About this exercise: Scan the data for "изображений" and copy each matching line.

Input material:
>>>>>

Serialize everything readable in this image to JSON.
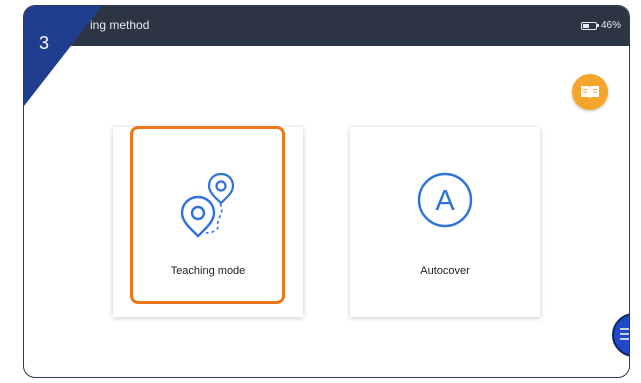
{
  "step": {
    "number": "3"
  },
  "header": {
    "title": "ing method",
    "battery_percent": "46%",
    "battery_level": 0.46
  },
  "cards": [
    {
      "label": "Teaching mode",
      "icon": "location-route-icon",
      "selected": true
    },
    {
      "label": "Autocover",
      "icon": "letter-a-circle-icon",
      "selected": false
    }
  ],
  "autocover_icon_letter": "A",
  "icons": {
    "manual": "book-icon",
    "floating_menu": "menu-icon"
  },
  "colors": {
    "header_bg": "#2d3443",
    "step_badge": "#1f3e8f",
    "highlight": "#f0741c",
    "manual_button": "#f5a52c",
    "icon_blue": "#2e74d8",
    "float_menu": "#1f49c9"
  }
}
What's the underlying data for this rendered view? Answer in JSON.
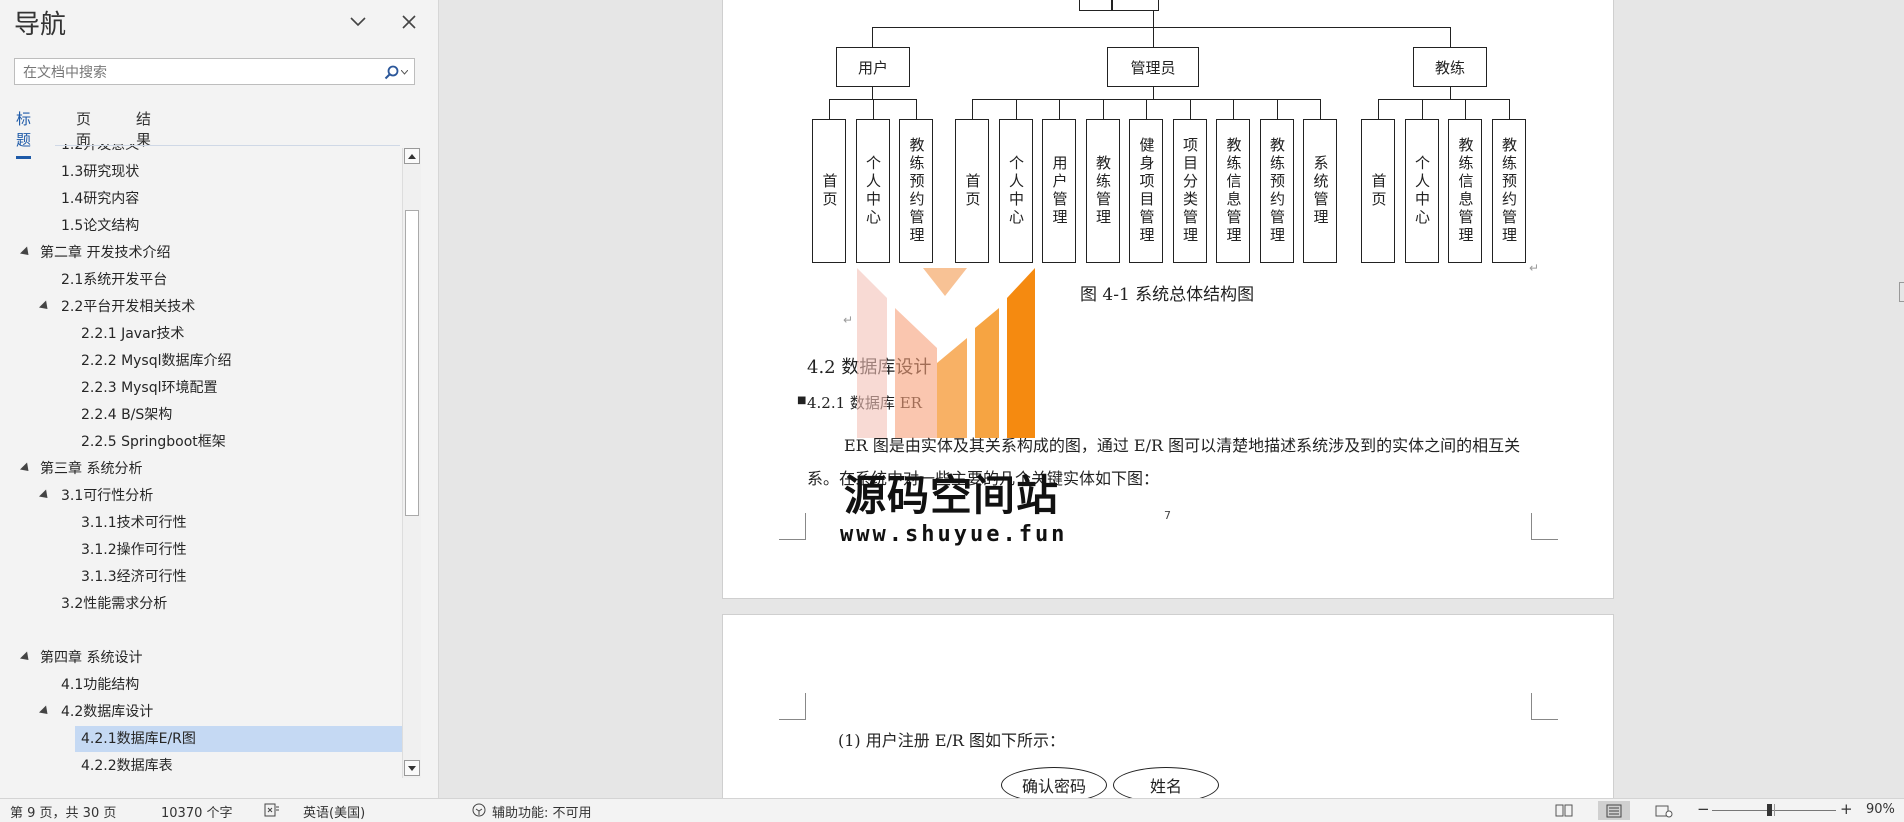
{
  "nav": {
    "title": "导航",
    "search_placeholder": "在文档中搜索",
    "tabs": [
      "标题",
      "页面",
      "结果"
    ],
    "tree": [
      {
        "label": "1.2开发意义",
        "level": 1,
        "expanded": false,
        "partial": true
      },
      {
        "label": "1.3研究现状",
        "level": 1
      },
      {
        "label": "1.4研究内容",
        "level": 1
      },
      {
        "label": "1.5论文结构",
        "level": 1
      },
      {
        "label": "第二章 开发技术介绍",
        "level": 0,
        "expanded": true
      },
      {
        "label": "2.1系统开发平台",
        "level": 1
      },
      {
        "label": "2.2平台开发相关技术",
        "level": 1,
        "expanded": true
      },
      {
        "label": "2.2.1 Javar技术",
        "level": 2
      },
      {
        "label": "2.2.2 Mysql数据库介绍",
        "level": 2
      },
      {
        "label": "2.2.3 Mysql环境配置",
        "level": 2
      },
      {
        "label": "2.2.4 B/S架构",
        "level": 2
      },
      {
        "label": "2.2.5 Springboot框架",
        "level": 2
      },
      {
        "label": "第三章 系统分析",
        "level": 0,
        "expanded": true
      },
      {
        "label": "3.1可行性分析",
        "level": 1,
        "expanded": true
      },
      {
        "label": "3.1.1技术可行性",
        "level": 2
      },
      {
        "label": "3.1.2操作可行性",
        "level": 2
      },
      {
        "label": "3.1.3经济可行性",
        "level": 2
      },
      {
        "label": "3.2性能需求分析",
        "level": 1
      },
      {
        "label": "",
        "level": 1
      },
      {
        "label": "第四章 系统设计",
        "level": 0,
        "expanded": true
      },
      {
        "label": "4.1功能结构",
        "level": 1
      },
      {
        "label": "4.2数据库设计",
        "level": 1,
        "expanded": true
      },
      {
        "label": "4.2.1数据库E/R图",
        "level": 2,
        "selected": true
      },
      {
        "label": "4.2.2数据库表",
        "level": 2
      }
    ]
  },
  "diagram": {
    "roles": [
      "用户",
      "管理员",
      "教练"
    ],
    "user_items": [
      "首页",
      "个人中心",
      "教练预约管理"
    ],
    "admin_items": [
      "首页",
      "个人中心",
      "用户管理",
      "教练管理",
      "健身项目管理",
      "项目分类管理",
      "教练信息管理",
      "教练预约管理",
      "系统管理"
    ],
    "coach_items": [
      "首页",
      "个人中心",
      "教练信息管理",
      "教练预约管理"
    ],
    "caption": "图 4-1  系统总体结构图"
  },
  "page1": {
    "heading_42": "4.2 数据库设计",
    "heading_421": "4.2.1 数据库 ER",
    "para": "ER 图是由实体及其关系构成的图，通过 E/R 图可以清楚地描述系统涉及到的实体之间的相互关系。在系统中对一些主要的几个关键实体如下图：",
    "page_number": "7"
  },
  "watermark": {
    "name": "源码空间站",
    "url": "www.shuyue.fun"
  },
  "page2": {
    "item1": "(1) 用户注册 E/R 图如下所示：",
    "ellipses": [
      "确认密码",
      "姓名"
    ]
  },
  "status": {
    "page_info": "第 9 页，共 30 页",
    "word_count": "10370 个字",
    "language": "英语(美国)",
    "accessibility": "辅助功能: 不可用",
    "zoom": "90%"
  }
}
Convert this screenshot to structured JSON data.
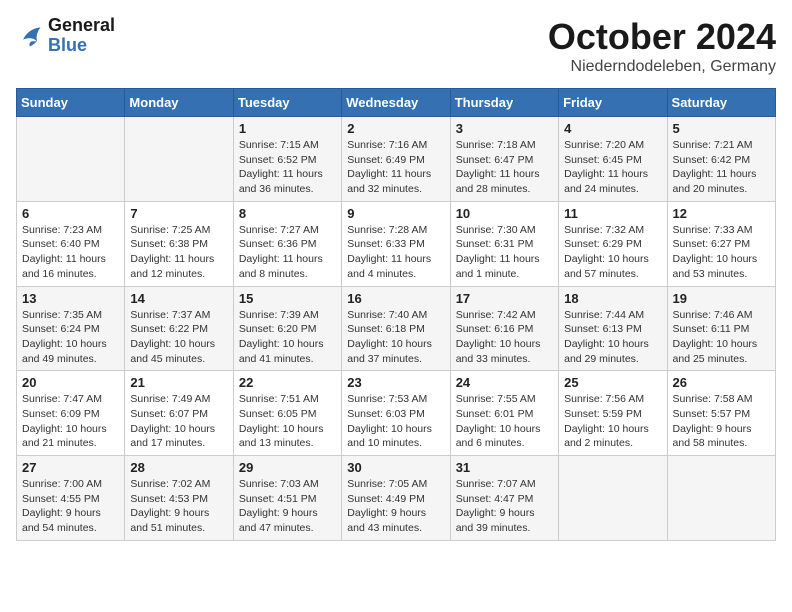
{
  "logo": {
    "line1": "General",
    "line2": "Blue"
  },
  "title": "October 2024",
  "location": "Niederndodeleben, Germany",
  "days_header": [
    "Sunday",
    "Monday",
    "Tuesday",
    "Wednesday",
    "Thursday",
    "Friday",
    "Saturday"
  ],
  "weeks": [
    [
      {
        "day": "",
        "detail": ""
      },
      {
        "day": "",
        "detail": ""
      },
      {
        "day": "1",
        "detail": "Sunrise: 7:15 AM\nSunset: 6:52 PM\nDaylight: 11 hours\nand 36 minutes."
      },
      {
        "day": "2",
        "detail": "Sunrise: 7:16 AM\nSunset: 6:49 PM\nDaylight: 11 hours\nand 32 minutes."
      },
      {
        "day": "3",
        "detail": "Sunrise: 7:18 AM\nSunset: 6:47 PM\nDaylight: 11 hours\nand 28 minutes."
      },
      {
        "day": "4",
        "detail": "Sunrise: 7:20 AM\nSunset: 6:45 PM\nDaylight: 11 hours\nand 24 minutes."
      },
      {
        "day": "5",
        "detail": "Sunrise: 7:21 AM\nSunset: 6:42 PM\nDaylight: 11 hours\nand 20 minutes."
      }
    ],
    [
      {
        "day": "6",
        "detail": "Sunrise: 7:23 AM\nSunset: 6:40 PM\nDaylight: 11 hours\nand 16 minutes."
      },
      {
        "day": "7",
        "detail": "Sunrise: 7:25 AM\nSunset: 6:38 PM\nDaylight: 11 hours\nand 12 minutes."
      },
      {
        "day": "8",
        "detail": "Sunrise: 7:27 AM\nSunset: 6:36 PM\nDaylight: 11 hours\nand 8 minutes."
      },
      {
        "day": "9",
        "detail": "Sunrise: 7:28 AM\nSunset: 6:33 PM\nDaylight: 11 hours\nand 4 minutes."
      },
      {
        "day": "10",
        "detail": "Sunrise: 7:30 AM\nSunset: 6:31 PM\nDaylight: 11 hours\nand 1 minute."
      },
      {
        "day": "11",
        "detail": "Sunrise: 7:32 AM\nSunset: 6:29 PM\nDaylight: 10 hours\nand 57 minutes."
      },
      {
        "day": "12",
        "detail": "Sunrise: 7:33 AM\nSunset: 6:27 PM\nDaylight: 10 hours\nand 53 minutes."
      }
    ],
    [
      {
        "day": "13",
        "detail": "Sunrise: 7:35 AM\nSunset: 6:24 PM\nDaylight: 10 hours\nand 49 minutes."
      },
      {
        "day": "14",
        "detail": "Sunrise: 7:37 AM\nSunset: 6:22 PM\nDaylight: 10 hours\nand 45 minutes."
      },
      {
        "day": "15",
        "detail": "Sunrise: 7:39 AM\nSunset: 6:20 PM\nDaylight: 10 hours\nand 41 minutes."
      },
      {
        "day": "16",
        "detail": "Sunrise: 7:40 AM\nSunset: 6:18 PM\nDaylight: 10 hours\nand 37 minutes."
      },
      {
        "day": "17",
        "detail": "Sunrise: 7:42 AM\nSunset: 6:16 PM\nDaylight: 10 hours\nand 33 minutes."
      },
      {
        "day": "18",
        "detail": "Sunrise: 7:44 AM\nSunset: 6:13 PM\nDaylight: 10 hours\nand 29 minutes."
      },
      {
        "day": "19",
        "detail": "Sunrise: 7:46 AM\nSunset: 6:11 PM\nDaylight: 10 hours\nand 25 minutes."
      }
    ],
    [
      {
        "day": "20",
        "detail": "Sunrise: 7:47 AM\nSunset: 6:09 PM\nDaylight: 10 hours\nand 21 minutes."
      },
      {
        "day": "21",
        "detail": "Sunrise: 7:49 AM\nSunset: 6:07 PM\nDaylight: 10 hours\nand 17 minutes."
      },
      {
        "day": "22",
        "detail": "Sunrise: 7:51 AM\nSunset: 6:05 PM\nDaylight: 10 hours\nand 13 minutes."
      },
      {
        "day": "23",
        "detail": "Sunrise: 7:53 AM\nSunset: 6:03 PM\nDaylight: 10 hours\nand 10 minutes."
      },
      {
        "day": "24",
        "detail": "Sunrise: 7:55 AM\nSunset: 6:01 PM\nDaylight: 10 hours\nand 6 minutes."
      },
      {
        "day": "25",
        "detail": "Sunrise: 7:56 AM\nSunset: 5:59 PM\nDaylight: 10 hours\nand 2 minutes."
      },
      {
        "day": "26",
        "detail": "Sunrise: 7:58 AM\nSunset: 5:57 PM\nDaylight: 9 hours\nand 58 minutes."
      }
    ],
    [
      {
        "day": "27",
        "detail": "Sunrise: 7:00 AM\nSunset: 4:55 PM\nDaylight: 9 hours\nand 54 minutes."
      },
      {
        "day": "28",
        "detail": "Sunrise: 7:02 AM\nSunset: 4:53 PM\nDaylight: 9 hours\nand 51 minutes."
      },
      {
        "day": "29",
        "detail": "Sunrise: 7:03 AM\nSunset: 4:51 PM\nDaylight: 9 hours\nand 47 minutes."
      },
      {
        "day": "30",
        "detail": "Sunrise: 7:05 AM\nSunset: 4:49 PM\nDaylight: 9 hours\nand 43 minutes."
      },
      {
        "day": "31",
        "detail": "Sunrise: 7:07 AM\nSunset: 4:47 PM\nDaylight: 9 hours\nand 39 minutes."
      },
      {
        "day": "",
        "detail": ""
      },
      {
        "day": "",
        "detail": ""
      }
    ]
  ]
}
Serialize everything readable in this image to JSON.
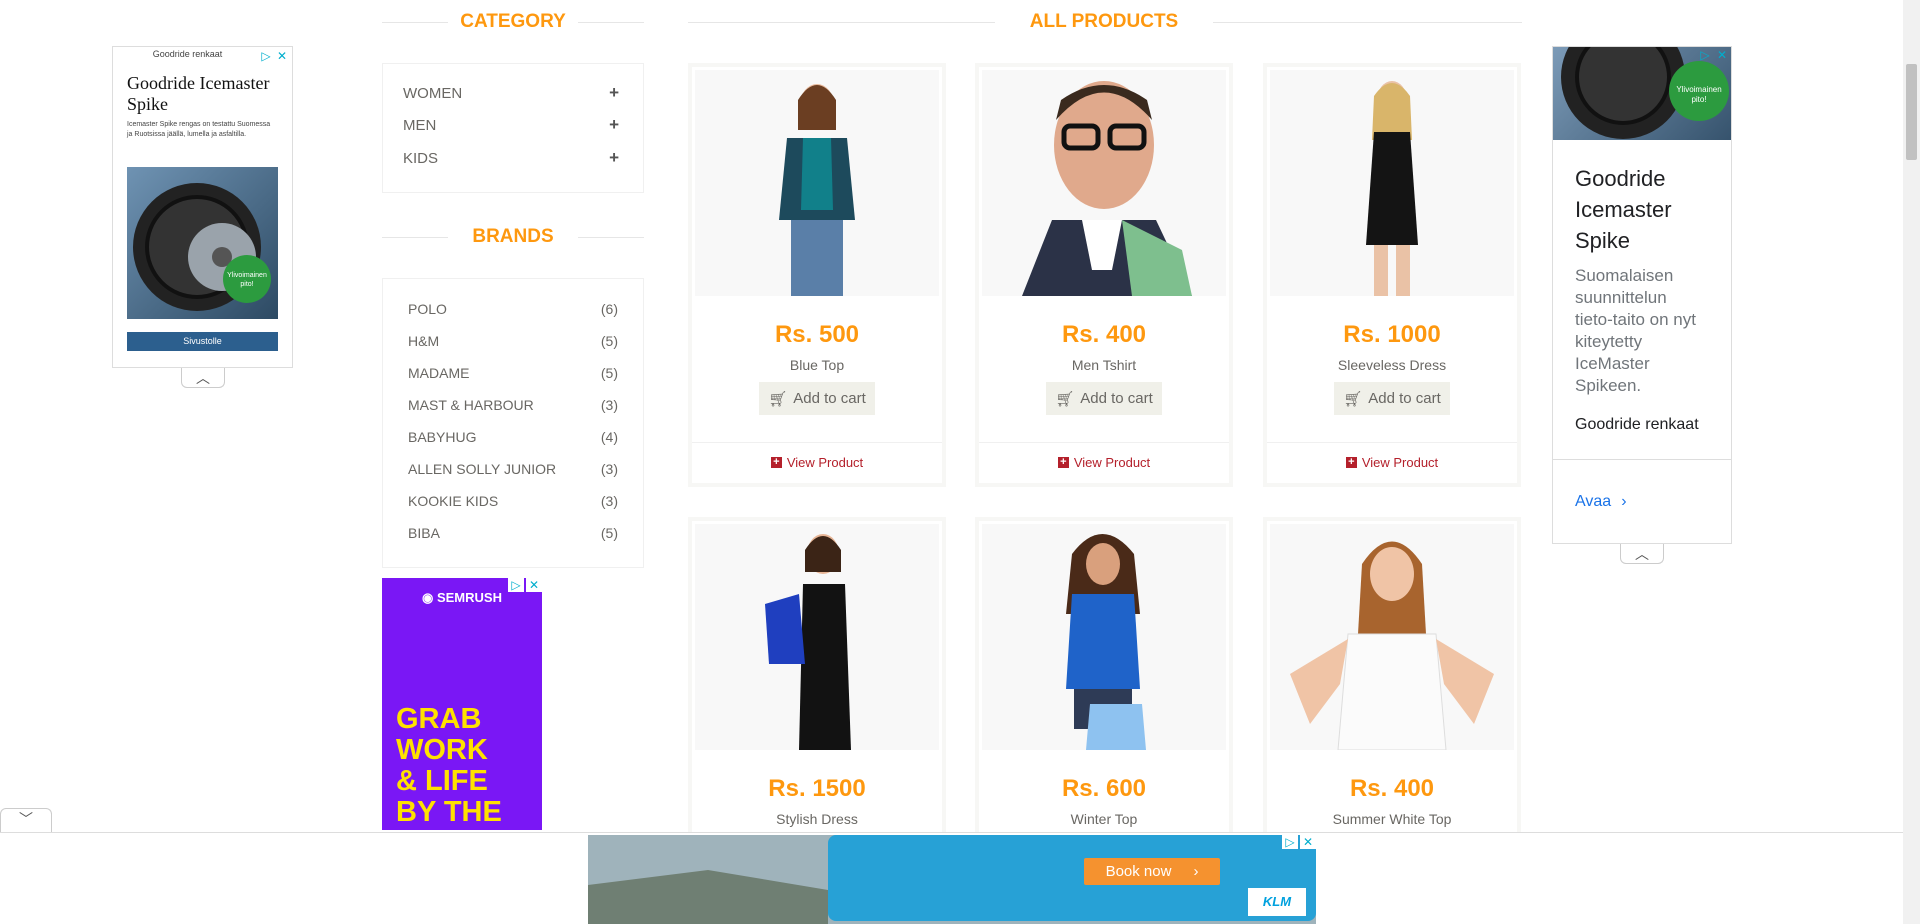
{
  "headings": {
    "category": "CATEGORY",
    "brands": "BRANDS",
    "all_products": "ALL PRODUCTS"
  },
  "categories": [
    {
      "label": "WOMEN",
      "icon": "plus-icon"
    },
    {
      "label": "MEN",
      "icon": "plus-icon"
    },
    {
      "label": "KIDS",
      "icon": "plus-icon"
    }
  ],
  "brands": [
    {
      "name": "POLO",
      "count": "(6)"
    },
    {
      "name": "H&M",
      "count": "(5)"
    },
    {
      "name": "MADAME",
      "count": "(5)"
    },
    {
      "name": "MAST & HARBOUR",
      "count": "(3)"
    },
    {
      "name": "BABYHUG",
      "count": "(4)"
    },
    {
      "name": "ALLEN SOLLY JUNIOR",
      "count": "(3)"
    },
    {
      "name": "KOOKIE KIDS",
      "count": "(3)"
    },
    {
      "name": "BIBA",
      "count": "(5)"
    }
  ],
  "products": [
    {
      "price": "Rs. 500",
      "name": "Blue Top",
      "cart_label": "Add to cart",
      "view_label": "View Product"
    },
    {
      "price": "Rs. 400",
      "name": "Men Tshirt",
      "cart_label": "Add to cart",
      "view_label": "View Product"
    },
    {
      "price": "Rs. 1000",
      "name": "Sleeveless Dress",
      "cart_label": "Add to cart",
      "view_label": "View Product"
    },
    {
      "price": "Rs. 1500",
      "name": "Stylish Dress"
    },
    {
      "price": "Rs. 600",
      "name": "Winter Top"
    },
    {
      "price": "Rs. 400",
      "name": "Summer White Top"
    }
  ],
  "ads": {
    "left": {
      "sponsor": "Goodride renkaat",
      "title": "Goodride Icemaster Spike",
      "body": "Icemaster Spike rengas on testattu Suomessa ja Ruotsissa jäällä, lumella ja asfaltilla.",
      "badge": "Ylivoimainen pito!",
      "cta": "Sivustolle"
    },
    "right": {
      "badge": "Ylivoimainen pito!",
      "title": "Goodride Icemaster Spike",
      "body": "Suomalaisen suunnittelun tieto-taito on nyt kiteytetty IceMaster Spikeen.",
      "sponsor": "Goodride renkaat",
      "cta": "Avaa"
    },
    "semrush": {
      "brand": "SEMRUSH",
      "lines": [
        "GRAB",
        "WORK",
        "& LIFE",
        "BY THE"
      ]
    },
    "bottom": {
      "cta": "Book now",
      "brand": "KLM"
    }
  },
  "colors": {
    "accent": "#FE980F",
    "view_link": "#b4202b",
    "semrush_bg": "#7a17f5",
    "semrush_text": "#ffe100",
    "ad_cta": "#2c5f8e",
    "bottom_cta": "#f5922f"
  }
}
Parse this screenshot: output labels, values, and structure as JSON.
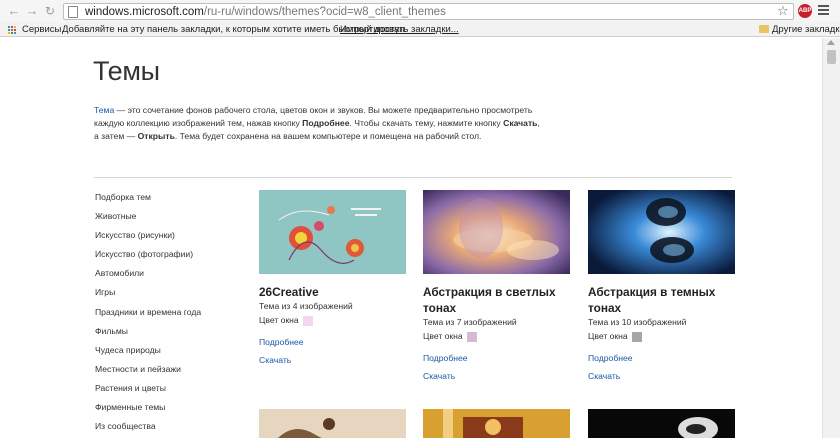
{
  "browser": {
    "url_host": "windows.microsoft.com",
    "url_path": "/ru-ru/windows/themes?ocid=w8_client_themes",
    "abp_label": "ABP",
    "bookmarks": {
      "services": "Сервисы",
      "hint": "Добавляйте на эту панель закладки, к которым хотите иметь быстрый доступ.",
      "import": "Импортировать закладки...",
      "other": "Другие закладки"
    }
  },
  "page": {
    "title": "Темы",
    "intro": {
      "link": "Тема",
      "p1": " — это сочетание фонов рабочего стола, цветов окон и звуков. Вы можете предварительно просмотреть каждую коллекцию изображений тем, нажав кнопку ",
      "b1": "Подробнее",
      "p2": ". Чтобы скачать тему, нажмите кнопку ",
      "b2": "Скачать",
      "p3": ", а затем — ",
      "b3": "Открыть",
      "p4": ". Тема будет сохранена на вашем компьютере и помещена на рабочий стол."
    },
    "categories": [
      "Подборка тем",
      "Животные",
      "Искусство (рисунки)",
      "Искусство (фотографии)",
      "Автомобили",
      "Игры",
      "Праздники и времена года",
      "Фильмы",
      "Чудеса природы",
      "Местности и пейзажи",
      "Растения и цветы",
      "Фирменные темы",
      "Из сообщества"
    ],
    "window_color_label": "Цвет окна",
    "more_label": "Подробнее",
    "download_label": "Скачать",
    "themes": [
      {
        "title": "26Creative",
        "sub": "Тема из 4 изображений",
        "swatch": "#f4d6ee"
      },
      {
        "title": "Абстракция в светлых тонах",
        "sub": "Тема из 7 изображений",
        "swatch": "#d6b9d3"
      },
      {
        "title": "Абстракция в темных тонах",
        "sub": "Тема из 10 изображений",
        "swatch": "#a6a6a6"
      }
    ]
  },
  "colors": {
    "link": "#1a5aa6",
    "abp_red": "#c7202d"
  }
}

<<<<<

Written response:
      "p1": " — это сочетание фонов рабочего стола, цветов окон и звуков. Вы можете предварительно просмотреть каждую коллекцию изображений тем, нажав кнопку ",
        "sub": "Тема из 4 изображений",
        "sub": "Тема из 7 изображений",
        "sub": "Тема из 10 изображений",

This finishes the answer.